### Records from a collection
_____

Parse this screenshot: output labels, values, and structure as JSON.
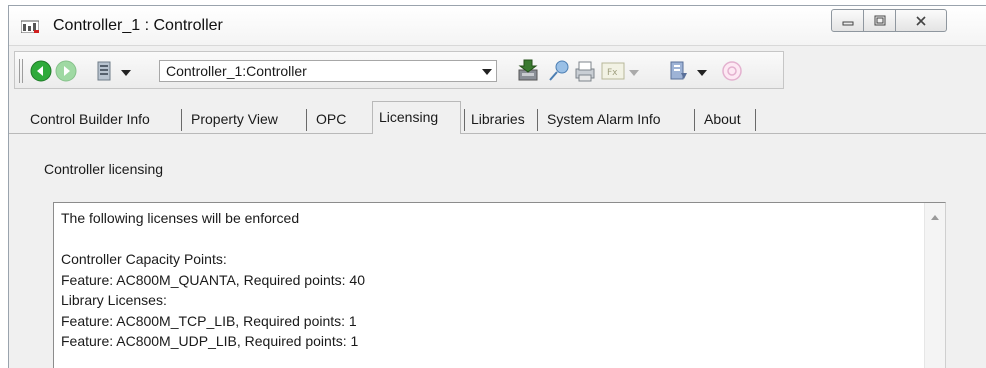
{
  "window": {
    "title": "Controller_1 : Controller"
  },
  "toolbar": {
    "combo_value": "Controller_1:Controller",
    "icons": [
      "back-icon",
      "forward-icon",
      "controller-icon",
      "download-icon",
      "pin-icon",
      "print-icon",
      "function-icon",
      "library-icon",
      "online-icon"
    ]
  },
  "tabs": [
    {
      "label": "Control Builder Info",
      "active": false
    },
    {
      "label": "Property View",
      "active": false
    },
    {
      "label": "OPC",
      "active": false
    },
    {
      "label": "Licensing",
      "active": true
    },
    {
      "label": "Libraries",
      "active": false
    },
    {
      "label": "System Alarm Info",
      "active": false
    },
    {
      "label": "About",
      "active": false
    }
  ],
  "licensing": {
    "section_label": "Controller licensing",
    "lines": [
      "The following licenses will be enforced",
      "",
      "Controller Capacity Points:",
      "Feature: AC800M_QUANTA, Required points: 40",
      "Library Licenses:",
      "Feature: AC800M_TCP_LIB, Required points: 1",
      "Feature: AC800M_UDP_LIB, Required points: 1"
    ]
  },
  "colors": {
    "accent_green": "#2eaa3a",
    "window_bg": "#f0f0f0"
  }
}
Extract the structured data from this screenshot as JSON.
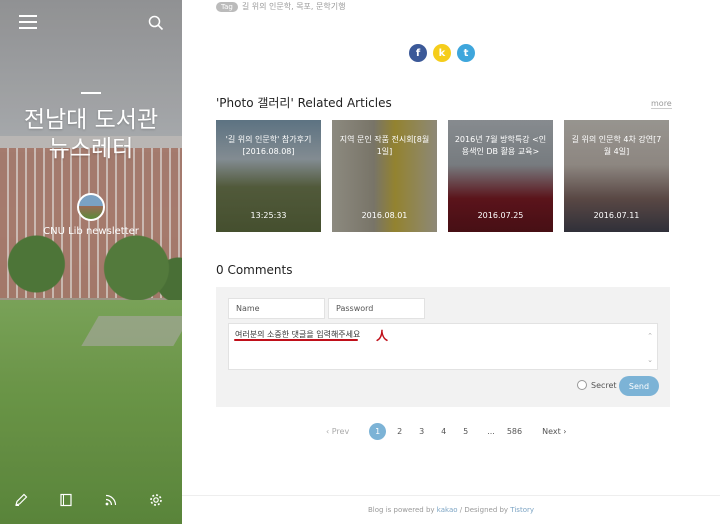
{
  "sidebar": {
    "title_line1": "전남대 도서관",
    "title_line2": "뉴스레터",
    "description": "CNU Lib newsletter"
  },
  "post": {
    "tag_label": "Tag",
    "tags": "길 위의 인문학, 목포, 문학기행"
  },
  "share": {
    "facebook": "f",
    "kakao": "k",
    "twitter": "t",
    "colors": {
      "facebook": "#3b5998",
      "kakao": "#f5cd1b",
      "twitter": "#3ea6dc"
    }
  },
  "related": {
    "title": "'Photo 갤러리' Related Articles",
    "more": "more",
    "articles": [
      {
        "caption": "'길 위의 인문학' 참가후기 [2016.08.08]",
        "date": "13:25:33"
      },
      {
        "caption": "지역 문인 작품 전시회[8월 1일]",
        "date": "2016.08.01"
      },
      {
        "caption": "2016년 7월 방학특강 <인용색인 DB 활용 교육>",
        "date": "2016.07.25"
      },
      {
        "caption": "길 위의 인문학 4차 강연[7월 4일]",
        "date": "2016.07.11"
      }
    ]
  },
  "comments": {
    "title": "0 Comments",
    "name_placeholder": "Name",
    "password_placeholder": "Password",
    "text_placeholder": "여러분의 소중한 댓글을 입력해주세요",
    "secret_label": "Secret",
    "send_label": "Send"
  },
  "pager": {
    "prev": "‹ Prev",
    "pages": [
      "1",
      "2",
      "3",
      "4",
      "5"
    ],
    "ellipsis": "...",
    "last": "586",
    "next": "Next ›"
  },
  "footer": {
    "prefix": "Blog is powered by ",
    "kakao": "kakao",
    "middle": " / Designed by ",
    "tistory": "Tistory"
  }
}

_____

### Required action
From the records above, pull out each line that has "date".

### Your response
        "date": "13:25:33"
        "date": "2016.08.01"
        "date": "2016.07.25"
        "date": "2016.07.11"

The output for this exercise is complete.